**Problem description**.
Word for word, repeat the entries, minus the pictures.

■ ■ ■ ■ ■ ■ ■

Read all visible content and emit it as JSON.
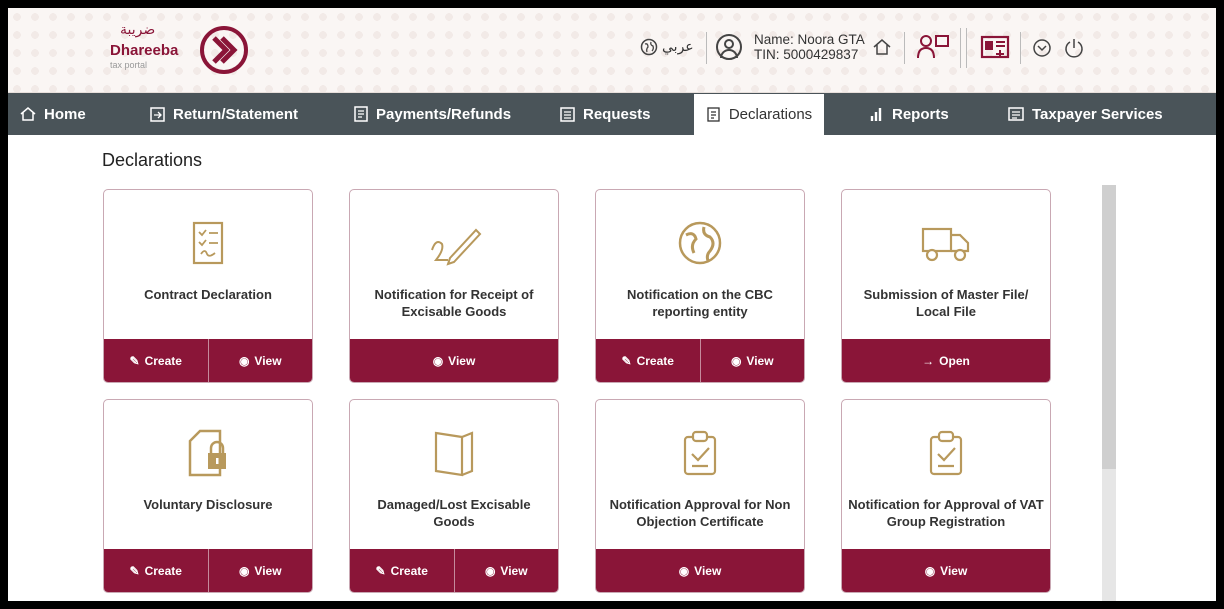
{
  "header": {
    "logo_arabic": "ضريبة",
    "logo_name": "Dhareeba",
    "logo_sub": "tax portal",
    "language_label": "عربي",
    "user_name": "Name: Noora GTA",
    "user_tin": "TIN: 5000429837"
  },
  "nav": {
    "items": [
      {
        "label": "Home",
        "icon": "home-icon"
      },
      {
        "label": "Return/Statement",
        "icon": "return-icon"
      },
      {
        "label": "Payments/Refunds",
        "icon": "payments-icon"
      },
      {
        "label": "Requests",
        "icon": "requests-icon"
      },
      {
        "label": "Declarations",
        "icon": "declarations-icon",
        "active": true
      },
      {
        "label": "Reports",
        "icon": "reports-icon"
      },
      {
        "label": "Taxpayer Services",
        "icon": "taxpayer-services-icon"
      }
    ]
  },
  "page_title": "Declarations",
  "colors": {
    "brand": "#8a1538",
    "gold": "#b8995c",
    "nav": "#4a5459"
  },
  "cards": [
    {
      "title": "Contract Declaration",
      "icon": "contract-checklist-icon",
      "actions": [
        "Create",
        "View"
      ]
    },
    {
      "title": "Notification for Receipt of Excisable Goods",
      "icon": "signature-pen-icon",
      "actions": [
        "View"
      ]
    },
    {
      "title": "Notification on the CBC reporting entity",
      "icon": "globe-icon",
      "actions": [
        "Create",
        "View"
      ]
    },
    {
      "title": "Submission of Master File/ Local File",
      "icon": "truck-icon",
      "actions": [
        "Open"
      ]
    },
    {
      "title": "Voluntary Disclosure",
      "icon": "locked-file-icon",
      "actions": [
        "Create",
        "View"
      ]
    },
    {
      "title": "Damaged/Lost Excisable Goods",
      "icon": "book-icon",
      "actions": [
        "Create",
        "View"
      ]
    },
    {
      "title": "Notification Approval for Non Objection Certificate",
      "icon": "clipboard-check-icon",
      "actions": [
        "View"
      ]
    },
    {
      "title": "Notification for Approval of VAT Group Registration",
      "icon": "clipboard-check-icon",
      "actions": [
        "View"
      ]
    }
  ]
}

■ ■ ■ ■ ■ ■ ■

**Task result**.
Read all visible content and emit it as JSON.
{
  "header": {
    "logo_arabic": "ضريبة",
    "logo_name": "Dhareeba",
    "logo_sub": "tax portal",
    "language_label": "عربي",
    "user_name": "Name: Noora GTA",
    "user_tin": "TIN: 5000429837"
  },
  "nav": {
    "items": [
      {
        "label": "Home",
        "icon": "home-icon"
      },
      {
        "label": "Return/Statement",
        "icon": "return-icon"
      },
      {
        "label": "Payments/Refunds",
        "icon": "payments-icon"
      },
      {
        "label": "Requests",
        "icon": "requests-icon"
      },
      {
        "label": "Declarations",
        "icon": "declarations-icon",
        "active": true
      },
      {
        "label": "Reports",
        "icon": "reports-icon"
      },
      {
        "label": "Taxpayer Services",
        "icon": "taxpayer-services-icon"
      }
    ]
  },
  "page_title": "Declarations",
  "colors": {
    "brand": "#8a1538",
    "gold": "#b8995c",
    "nav": "#4a5459"
  },
  "cards": [
    {
      "title": "Contract Declaration",
      "icon": "contract-checklist-icon",
      "actions": [
        "Create",
        "View"
      ]
    },
    {
      "title": "Notification for Receipt of Excisable Goods",
      "icon": "signature-pen-icon",
      "actions": [
        "View"
      ]
    },
    {
      "title": "Notification on the CBC reporting entity",
      "icon": "globe-icon",
      "actions": [
        "Create",
        "View"
      ]
    },
    {
      "title": "Submission of Master File/ Local File",
      "icon": "truck-icon",
      "actions": [
        "Open"
      ]
    },
    {
      "title": "Voluntary Disclosure",
      "icon": "locked-file-icon",
      "actions": [
        "Create",
        "View"
      ]
    },
    {
      "title": "Damaged/Lost Excisable Goods",
      "icon": "book-icon",
      "actions": [
        "Create",
        "View"
      ]
    },
    {
      "title": "Notification Approval for Non Objection Certificate",
      "icon": "clipboard-check-icon",
      "actions": [
        "View"
      ]
    },
    {
      "title": "Notification for Approval of VAT Group Registration",
      "icon": "clipboard-check-icon",
      "actions": [
        "View"
      ]
    }
  ]
}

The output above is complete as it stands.